Instead they had piled up their plates with fried rice and whatever meat they could find. I also overheard a conversation about where the nearest fast food place was. Anyway, lunch was soon finished and we were back on the bus in order to visit the shrines of both Matsumora and Ankoh Itosu sensei. Itosu sensei is obviously a very important figure in the history of Shotokan karate as he was a teacher of Funakoshi sensei. Once again Sensei took time to explain things in detail and answer any questions. We then moved onto a beautiful public park which overlooked the sea. Here we visited the two pine trees which have been planted as natural monuments to both Funakoshi sensei and his son Yoshitaka. Very apt, since the Chinese character or kanji for shoto (Funakohsi sensei’s pen name) can be read as pine tree wind. We were also encouraged by sensei to take part in an alfresco foot massage session. This exercise involved walking bare foot over a number of stones strategically placed to cause maximum pain! Hokama Sensei insisted that this was great therapy for our tired feet and everyone gave it a go. I must admit my feet felt good afterwards.


The day was wrapped up with a visit to Hokama sensei’s dojo and museum in Nishihara, a few minutes away from the impressive Shuri castle. Sensei’s museum always impresses me. It is an absolute treasure trove. The walls are filled with historic photos and mementos. There is so much history here it is truly an inspirational place to visit.

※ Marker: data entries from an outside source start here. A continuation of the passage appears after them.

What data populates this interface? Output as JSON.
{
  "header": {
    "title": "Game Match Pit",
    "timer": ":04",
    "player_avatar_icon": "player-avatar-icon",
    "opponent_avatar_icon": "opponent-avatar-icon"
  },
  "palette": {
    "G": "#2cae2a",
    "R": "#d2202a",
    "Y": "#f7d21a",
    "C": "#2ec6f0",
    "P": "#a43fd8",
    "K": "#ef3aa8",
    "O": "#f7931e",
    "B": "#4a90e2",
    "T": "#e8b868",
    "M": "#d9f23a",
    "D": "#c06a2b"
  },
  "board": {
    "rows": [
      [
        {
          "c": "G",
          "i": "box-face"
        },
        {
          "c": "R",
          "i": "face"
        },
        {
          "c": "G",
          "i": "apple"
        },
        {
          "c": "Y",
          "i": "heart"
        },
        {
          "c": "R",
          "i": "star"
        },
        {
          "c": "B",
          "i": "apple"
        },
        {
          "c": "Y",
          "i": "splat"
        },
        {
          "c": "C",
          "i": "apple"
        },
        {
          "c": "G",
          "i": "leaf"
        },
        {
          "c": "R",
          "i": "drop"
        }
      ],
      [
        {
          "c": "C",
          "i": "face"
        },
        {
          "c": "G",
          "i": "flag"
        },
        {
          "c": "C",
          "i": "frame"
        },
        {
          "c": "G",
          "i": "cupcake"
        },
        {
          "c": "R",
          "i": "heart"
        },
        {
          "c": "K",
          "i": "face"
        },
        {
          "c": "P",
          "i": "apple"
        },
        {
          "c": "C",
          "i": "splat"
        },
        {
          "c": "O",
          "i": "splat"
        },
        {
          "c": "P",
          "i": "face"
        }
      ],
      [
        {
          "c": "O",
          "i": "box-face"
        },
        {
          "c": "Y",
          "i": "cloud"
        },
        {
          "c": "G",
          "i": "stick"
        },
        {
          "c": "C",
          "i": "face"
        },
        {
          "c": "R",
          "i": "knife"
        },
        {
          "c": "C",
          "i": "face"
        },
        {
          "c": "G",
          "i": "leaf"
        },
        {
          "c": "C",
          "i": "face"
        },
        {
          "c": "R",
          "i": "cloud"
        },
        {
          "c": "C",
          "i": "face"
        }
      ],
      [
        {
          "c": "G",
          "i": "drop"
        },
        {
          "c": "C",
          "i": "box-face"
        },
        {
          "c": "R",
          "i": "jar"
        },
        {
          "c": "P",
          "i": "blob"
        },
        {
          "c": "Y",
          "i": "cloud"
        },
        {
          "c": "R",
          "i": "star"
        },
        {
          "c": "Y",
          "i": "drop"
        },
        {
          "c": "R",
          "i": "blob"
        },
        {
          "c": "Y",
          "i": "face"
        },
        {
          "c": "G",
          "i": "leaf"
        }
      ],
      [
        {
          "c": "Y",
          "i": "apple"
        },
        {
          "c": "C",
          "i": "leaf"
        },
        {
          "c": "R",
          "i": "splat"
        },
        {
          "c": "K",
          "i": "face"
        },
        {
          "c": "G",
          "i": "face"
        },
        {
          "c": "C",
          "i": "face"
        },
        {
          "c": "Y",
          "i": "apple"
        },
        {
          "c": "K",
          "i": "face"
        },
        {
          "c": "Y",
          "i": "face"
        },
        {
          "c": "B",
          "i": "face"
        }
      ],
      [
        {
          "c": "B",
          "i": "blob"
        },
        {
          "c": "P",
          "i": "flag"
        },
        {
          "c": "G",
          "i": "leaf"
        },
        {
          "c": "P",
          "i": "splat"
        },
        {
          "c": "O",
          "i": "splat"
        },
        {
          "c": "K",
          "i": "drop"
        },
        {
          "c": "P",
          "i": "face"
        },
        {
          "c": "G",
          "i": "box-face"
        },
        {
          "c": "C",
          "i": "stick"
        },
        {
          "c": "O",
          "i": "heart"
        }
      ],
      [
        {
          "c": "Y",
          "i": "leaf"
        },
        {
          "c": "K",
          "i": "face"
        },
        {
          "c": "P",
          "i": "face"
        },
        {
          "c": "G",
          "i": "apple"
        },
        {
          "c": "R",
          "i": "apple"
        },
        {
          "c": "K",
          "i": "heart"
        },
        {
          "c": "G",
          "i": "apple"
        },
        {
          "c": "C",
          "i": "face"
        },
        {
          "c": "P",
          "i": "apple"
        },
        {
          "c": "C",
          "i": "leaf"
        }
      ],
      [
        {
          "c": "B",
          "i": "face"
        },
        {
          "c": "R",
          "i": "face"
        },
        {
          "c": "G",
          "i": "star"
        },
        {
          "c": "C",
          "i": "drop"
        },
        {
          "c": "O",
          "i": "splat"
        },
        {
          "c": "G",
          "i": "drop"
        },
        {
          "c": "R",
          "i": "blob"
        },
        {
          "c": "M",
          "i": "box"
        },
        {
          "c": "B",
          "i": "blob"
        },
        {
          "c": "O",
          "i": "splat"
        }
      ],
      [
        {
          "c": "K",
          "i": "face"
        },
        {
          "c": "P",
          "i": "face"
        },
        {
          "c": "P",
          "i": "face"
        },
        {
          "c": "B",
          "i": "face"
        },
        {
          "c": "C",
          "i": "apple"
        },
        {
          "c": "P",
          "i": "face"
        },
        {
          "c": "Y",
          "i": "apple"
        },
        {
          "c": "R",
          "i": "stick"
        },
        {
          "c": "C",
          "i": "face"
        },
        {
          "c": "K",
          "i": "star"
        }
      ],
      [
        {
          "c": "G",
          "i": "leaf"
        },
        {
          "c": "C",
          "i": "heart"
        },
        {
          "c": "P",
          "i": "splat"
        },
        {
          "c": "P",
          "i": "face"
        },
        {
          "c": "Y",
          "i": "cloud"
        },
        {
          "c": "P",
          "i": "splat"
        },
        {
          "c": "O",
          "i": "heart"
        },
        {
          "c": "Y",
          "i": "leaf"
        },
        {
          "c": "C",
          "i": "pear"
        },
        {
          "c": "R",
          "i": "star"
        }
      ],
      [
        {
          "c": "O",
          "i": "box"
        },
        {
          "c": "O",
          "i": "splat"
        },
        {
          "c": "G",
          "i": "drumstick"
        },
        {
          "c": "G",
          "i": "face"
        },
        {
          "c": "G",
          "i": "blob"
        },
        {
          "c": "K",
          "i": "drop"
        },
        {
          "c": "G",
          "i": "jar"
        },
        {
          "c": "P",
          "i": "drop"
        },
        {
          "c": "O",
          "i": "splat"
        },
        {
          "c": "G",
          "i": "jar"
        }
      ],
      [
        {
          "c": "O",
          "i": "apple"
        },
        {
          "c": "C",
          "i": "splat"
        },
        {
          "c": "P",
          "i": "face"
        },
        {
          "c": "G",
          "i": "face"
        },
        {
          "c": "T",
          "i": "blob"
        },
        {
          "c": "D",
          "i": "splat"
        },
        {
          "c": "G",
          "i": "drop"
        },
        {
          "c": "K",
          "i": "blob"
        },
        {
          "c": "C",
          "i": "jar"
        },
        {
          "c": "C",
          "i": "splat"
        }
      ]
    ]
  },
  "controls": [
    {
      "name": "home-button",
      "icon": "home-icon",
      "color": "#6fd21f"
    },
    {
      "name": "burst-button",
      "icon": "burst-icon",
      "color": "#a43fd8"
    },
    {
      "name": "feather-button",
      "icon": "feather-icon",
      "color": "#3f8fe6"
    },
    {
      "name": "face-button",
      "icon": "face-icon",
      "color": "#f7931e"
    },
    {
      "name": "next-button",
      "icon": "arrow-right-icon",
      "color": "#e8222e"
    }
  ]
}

Downstairs in the main dojo with its beautiful sprung wooden floor and racks of weapons, many people were admiring sensei’s traditional Okinawan hojo undo equipment.


Sensei Hokama's dojo - Foot patters of the Sanchin KataSensei Hokama demonstrating calligraphy


Sensei Hokama's weight training equipment


 The visit concluded with photographs and some heartfelt goodbyes with both sensei and his very gracious wife. In a few hours I was back in my apartment in Kitakyushu left to reflect on what I had experienced over the past few days. This was most definitely one of the most rewarding of my various karate adventures in Japan. Being able to practice karate in its birthplace with some of the best teachers in the world was a wonderful experience and I have to say that I was sad to leave and return to the mainland. Maybe it’s time to ask for a transfer!



About the author:


Lyn Jehu is originally from South Wales where he studied Shotokan karate. Since moving to Japan in July 2006 he has practiced Shito Ryu karate in Kitakyushu City, Fukuoka.